Recently this issue happened once we upgraded a database from SQL Server 2005 to SQL Server 2014 to meet the compliance. Once the upgrading process is done, users tried to do the User Acceptance Test (UAT) to make sure every single functionality in the application and also the database performance still remain intact. A part of the application is doing some BULK INSERT operation to move certain data rows from a table to historical table (I know it is not the best practice to do), this operation took less than a minute to be completed in SQL Server 2005 but it takes few minutes to be completed in SQL Server 2014, Client expected to see some performance gains instead of losing it. After my investigations I found that there is a User Defined Function in Select…Into statement. The UDF is doing some calculation for every single row once the row is moved to the archived/history table.
Based on the findings I tried to simulate the environment in our own server to compare the Transaction activities in the BULK Operation with UDF and without UDF to observe how SQL Server behaves toward this BULK Operation. The following statements are for regenerate the performance issue.
Create Table Active (ID Bigint Identity(1,1), Padding Binary(10) Default 0XFFF, LastUpdate datetime Default SysDateTime());
return (Select DateDiff(MINUTE,@LastUpdate,Sysdatetime()));
–Total Records: 3000
As you see on the above statements, there is a UDF that does simple calculation and there are one table called active and also the Select…Into statements that does the data movement operation.
At the next step, I took a deep look into the Transaction Log file by using the following statements:-
select * from fn_dblog(null,null);
The fn_dblog() function reads the entire transaction log and dump all the information, as you see at below , it shows that SQL Server does fully logged the entire transactions of the Select…Into with the UDF.
select Count(*),Max([Current LSN]) from fn_dblog(null,null) where [Current LSN]>'0000002b:00000037:0002' --Transactions Log Record Counts: 3200 --Current LSN: 0000002c:0000010f:0121
And below shows that SQL Server does minimally logged the entire transactions of the Select…Into without UDF.
Select ID,Padding, DateDiff(MINUTE,LastUpdate,Sysdatetime()) As [MinutesOld] Into History2 From Active; select Count(*),Max([Current LSN]) from fn_dblog(null,null) where [Current LSN]>'0000002c:0000010f:0121' --Transactions Log Record Counts:142 --Current LSN: 0000002c:0000015b:0071
Then what is the solution to rectify this performance issue? I thought of the following configurations before finding the real solutions:-
- Enable the Instant File Initialization (But it does not work for Transaction Log files)
- Enable MAXDOP (It did not work as well)
- Disable Non-Clustered Indexes on the Archive/History table (It did not improve that much)
- Move the Archive/History table into a filegroup with multiple files. (It did not improve that much)
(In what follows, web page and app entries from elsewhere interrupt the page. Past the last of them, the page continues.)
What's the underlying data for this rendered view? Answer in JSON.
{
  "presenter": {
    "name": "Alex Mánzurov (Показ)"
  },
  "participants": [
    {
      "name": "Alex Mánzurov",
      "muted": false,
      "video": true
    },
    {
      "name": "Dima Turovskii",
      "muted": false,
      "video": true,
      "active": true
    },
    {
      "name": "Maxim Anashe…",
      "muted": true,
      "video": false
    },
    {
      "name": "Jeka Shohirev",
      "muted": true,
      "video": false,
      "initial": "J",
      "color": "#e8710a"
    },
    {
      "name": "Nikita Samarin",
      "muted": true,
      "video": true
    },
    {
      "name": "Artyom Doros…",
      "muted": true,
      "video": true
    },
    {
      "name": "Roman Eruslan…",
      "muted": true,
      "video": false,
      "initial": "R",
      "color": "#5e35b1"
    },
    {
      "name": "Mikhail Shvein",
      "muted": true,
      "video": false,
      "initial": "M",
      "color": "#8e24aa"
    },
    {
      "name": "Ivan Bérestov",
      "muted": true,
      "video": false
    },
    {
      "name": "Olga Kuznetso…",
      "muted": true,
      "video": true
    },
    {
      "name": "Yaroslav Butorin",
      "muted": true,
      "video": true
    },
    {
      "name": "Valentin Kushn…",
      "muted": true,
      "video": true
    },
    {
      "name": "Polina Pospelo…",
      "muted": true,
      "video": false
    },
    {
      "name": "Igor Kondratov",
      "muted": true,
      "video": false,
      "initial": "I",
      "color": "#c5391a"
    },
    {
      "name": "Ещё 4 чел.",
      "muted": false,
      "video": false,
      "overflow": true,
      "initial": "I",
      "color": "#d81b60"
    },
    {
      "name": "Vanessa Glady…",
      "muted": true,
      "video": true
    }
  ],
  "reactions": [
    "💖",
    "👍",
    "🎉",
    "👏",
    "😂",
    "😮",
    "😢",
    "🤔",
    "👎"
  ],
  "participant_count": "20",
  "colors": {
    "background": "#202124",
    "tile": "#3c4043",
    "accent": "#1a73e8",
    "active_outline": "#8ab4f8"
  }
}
After reading the entire MSDN regarding User Defined Functions and their behavior and the changes has been done in SQL Server 2014, I found that in SQL Server 2012 and later the Select…Into operation will be fully logged due to data integrity issue as the UDF might read/write data in the same object that cause data corruption, which was not enabled on the earlier versions. To rectify this issue we need to make sure that UserDataAccess option in the UDF is set to 0 by enabling Schemabinding option on the UDF.
[info]If the Select…Into statement still references at least one user-defined function that has UserDataAccess property set to 1, the operation is fully logged.[/info]
As you see in the below statements, after I have enabled the Schemabinding option on the scalar function, the number of transaction log records reduced significantly.
Alter Function GetRecordAge(@LastUpdate as Datetime) Returns bigint With Schemabinding as begin return (Select DateDiff(MINUTE,@LastUpdate,Sysdatetime())); end go Select ID,Padding, dbo.GetRecordAge(LastUpdate) As [MinutesOld] Into History3 From Active; select Count(*),Max([Current LSN]) from fn_dblog(null,null) where [Current LSN]>'0000002c:0000015b:0071' --Transaction Log Record Counts: 194